    Find out about the Vanguard Small-Cap Value ETF, and explore detailed analysis of its characteristics, suitability, recommendations and historical statistics.
  7. Mutual Funds & ETFs

    ETF Analysis: Vanguard Intermediate-Term Corp Bd

    Learn about the Vanguard Intermediate-Term Corporate Bond ETF, and explore detailed analysis of the fund's characteristics, risks and historical statistics.
  8. Insurance

    Whole or Term Life Insurance: Which Is Better?

    Learn the difference between term life insurance and whole life insurance.
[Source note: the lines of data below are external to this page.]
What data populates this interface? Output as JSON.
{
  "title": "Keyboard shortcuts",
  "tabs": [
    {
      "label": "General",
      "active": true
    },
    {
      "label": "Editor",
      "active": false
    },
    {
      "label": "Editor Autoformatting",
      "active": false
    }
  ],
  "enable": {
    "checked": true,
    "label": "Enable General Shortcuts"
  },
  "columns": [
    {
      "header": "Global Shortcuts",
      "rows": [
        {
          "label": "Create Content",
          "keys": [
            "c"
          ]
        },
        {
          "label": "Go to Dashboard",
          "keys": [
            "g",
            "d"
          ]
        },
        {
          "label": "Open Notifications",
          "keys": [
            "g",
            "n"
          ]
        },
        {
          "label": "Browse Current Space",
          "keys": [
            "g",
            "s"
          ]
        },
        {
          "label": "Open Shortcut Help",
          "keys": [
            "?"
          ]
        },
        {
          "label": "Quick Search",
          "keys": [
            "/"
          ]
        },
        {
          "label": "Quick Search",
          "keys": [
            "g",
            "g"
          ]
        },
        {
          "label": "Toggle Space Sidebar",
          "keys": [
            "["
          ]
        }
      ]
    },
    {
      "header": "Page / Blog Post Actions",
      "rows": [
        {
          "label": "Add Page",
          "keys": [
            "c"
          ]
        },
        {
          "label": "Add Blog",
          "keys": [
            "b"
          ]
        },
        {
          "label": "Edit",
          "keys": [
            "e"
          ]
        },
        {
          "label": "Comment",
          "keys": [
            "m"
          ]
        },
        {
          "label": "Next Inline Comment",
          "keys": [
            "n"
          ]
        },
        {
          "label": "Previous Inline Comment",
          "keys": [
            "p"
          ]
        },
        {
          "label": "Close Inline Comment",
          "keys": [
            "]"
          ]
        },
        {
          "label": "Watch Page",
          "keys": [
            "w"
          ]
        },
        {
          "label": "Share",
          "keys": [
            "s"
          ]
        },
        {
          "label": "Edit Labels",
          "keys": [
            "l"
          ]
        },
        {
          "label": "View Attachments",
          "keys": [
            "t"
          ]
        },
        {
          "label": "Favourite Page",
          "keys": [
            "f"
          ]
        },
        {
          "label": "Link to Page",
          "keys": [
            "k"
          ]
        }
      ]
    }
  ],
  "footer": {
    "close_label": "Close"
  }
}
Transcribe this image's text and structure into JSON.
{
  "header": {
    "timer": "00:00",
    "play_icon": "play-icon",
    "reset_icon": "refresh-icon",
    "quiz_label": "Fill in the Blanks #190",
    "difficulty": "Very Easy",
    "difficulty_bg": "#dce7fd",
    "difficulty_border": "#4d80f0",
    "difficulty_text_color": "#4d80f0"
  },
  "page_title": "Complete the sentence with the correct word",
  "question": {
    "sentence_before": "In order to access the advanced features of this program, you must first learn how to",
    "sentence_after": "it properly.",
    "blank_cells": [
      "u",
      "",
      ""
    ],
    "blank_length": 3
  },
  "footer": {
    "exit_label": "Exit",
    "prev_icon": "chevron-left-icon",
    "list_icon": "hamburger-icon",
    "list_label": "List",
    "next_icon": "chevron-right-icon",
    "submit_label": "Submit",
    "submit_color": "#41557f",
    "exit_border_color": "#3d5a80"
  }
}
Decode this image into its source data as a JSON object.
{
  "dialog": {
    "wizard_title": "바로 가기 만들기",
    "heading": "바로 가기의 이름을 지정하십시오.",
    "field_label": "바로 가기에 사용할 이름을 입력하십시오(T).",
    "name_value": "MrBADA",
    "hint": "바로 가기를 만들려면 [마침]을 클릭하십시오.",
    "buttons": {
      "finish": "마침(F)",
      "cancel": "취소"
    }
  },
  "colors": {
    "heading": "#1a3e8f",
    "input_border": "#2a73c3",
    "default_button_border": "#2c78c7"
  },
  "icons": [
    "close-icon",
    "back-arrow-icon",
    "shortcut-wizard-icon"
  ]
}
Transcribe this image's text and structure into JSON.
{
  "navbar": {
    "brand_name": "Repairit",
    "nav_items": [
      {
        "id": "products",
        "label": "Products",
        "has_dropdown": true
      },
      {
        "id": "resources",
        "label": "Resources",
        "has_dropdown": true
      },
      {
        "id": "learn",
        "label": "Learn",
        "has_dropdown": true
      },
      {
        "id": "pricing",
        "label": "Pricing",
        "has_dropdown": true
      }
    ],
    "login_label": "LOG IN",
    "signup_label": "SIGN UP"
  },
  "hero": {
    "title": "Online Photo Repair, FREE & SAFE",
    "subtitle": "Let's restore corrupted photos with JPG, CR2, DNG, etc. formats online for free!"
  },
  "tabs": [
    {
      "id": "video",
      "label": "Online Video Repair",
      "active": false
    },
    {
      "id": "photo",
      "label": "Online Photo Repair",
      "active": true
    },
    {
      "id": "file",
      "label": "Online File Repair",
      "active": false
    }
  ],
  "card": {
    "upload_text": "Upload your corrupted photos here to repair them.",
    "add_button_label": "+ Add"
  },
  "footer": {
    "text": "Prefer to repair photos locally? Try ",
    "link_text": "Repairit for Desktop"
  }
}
Understand when it is beneficial to buy each type of life insurance.
  9. Mutual Funds & ETFs

    ETF Analysis: iShares 10-20 Year Treasury Bond

    Learn about the iShares 1-20 Year Treasury Bond ETF and its holdings, and understand why investors may be better served to look at other bond funds.
  10. Mutual Funds & ETFs

    ETF Analysis: iShares Global Telecom

    Learn about the iShares Global Telecom exchange-traded fund, which invests in U.S. and foreign telecommunication companies with high dividend yields.
RELATED TERMS
  1. Equity

    The value of an asset less the value of all liabilities on that ...
  2. Exchange-Traded Fund (ETF)

    A security that tracks an index, a commodity or a basket of assets ...
  3. Exchange-Traded Mutual Funds (ETMF)

    Investopedia explains the definition of exchange-traded mutual ...
  4. Hard-To-Sell Asset

    An asset that is extremely difficult to dispose of either due ...
  5. Sucker Yield

    When an investor has essentially risked all of his capital for ...
  6. Lion economies

    A nickname given to Africa's growing economies.
RELATED FAQS
  1. How do dividends affect retained earnings?

    When a company issues a cash dividend to its shareholders, the retained earnings listed on the balance sheet are reduced ... Read Full Answer >>
  2. What is the difference between called-up share capital and paid-up share capital?

    The difference between called-up share capital and paid-up share capital is investors have already paid in full for paid-up ... Read Full Answer >>
  3. Why would a corporation issue convertible bonds?

    A convertible bond represents a hybrid security that has bond and equity features; this type of bond allows the conversion ... Read Full Answer >>
  4. What does a high turnover ratio signify for an investment fund?

    If an investment fund has a high turnover ratio, it indicates it replaces most or all of its holdings over a one-year period. ... Read Full Answer >>
  5. Does index trading increase market vulnerability?

    The rise of index trading may increase the overall vulnerability of the stock market due to increased correlations between ... Read Full Answer >>
  6. How does additional paid in capital affect retained earnings?

    Both additional paid-in capital and retained earnings are entries under the shareholders' equity section of a company's balance ... Read Full Answer >>

You May Also Like

COMPANIES IN THIS ARTICLE
Trading Center
×

You are using adblocking software

Want access to all of Investopedia? Add us to your “whitelist”
so you'll never miss a feature!